• The Multicultural Megalopolis: African-American Subjectivity and Identity in Contemporary Harlem Fiction

      Joyce, Joyce Ann, 1949-; Brivic, Sheldon, 1943-; Williams, Roland Leander; Honey, Maureen, 1945- (Temple University. Libraries, 2012)

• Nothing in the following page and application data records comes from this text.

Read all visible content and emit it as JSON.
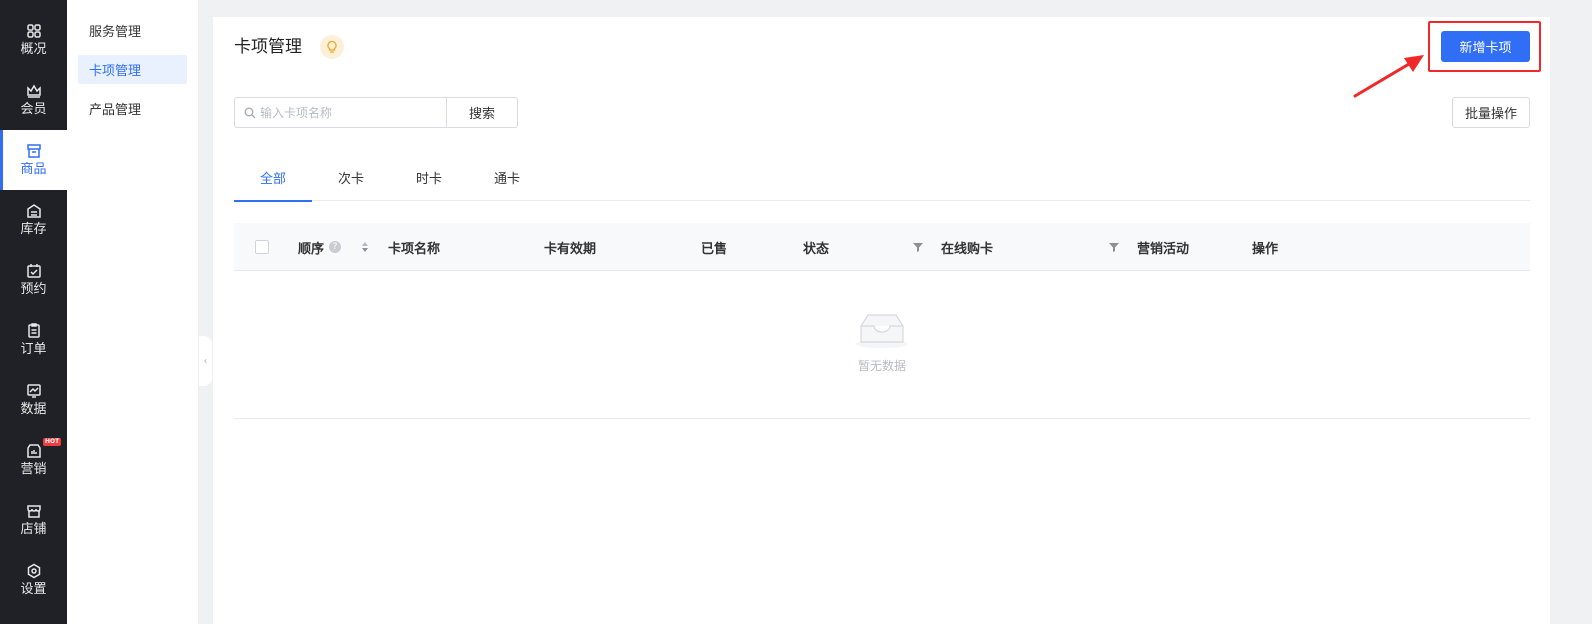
{
  "nav": {
    "items": [
      {
        "label": "概况",
        "icon": "dashboard-icon"
      },
      {
        "label": "会员",
        "icon": "crown-icon"
      },
      {
        "label": "商品",
        "icon": "store-icon"
      },
      {
        "label": "库存",
        "icon": "inventory-icon"
      },
      {
        "label": "预约",
        "icon": "calendar-check-icon"
      },
      {
        "label": "订单",
        "icon": "clipboard-icon"
      },
      {
        "label": "数据",
        "icon": "chart-icon"
      },
      {
        "label": "营销",
        "icon": "marketing-icon",
        "badge": "HOT"
      },
      {
        "label": "店铺",
        "icon": "shop-icon"
      },
      {
        "label": "设置",
        "icon": "settings-icon"
      }
    ],
    "active": "商品"
  },
  "subnav": {
    "items": [
      {
        "label": "服务管理"
      },
      {
        "label": "卡项管理"
      },
      {
        "label": "产品管理"
      }
    ],
    "active": "卡项管理"
  },
  "header": {
    "title": "卡项管理",
    "add_label": "新增卡项"
  },
  "search": {
    "placeholder": "输入卡项名称",
    "value": "",
    "button_label": "搜索"
  },
  "batch_label": "批量操作",
  "tabs": [
    {
      "label": "全部"
    },
    {
      "label": "次卡"
    },
    {
      "label": "时卡"
    },
    {
      "label": "通卡"
    }
  ],
  "table": {
    "columns": {
      "order": "顺序",
      "name": "卡项名称",
      "validity": "卡有效期",
      "sold": "已售",
      "status": "状态",
      "online": "在线购卡",
      "marketing": "营销活动",
      "actions": "操作"
    },
    "rows": [],
    "empty_text": "暂无数据"
  },
  "colors": {
    "primary": "#2f6ef5",
    "nav_bg": "#1f2126",
    "highlight": "#f02828",
    "hot_badge": "#f23b3b"
  }
}
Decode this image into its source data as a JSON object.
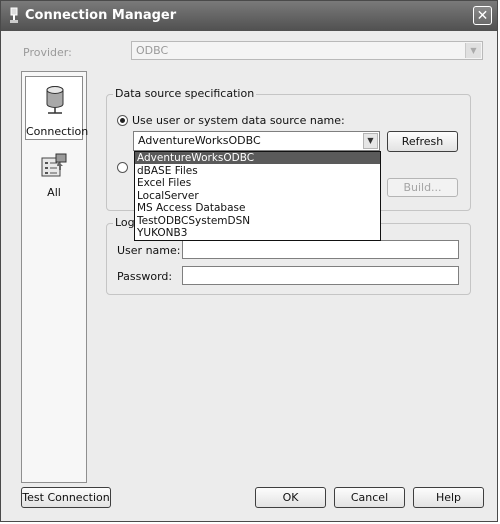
{
  "window": {
    "title": "Connection Manager",
    "close_glyph": "✕"
  },
  "provider": {
    "label": "Provider:",
    "value": "ODBC"
  },
  "nav": [
    {
      "label": "Connection",
      "icon": "database-cylinder-icon"
    },
    {
      "label": "All",
      "icon": "properties-list-icon"
    }
  ],
  "data_source": {
    "legend": "Data source specification",
    "use_dsn_label": "Use user or system data source name:",
    "selected_dsn": "AdventureWorksODBC",
    "refresh_label": "Refresh",
    "build_label": "Build...",
    "options": [
      "AdventureWorksODBC",
      "dBASE Files",
      "Excel Files",
      "LocalServer",
      "MS Access Database",
      "TestODBCSystemDSN",
      "YUKONB3"
    ]
  },
  "login": {
    "legend": "Logi",
    "username_label": "User name:",
    "password_label": "Password:",
    "username_value": "",
    "password_value": ""
  },
  "buttons": {
    "test_connection": "Test Connection",
    "ok": "OK",
    "cancel": "Cancel",
    "help": "Help"
  }
}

      The central aim of this study is to explore what I term urban ethnic subjectivity, that is, the subjectivity of ethnic urbanites. Of all the ethnic groups in the United States, the majority of African Americans had their origins in the rural countryside, but they later migrated to cities. Although urban living had its advantages, it was soon realized that it did not resolve the matters of institutional racism, discrimination and poverty. As a result, the subjectivity of urban African Americans is uniquely influenced by their cosmopolitan identities. New York City's ethnic community of Harlem continues to function as the geographic center of African-American urban culture. This study examines how six post-World War II novels --Sapphire's PUSH, Julian Mayfield's The Hit, Brian Keith Jackson's The Queen of Harlem, Charles Wright's The Wig, Toni Morrison's Jazz and Louise Meriwether's Daddy Was a Number Runner-- address the issues of race, identity, individuality and community within Harlem and the megalopolis of New York City. Further, this study investigates concepts of urbanism, blackness, ethnicity and subjectivity as they relate to the characters' identities and self-perceptions. This study is original in its attempt to ascertain the connections between megalopolitan urbanism, ethnicity, subjectivity and African-American fiction.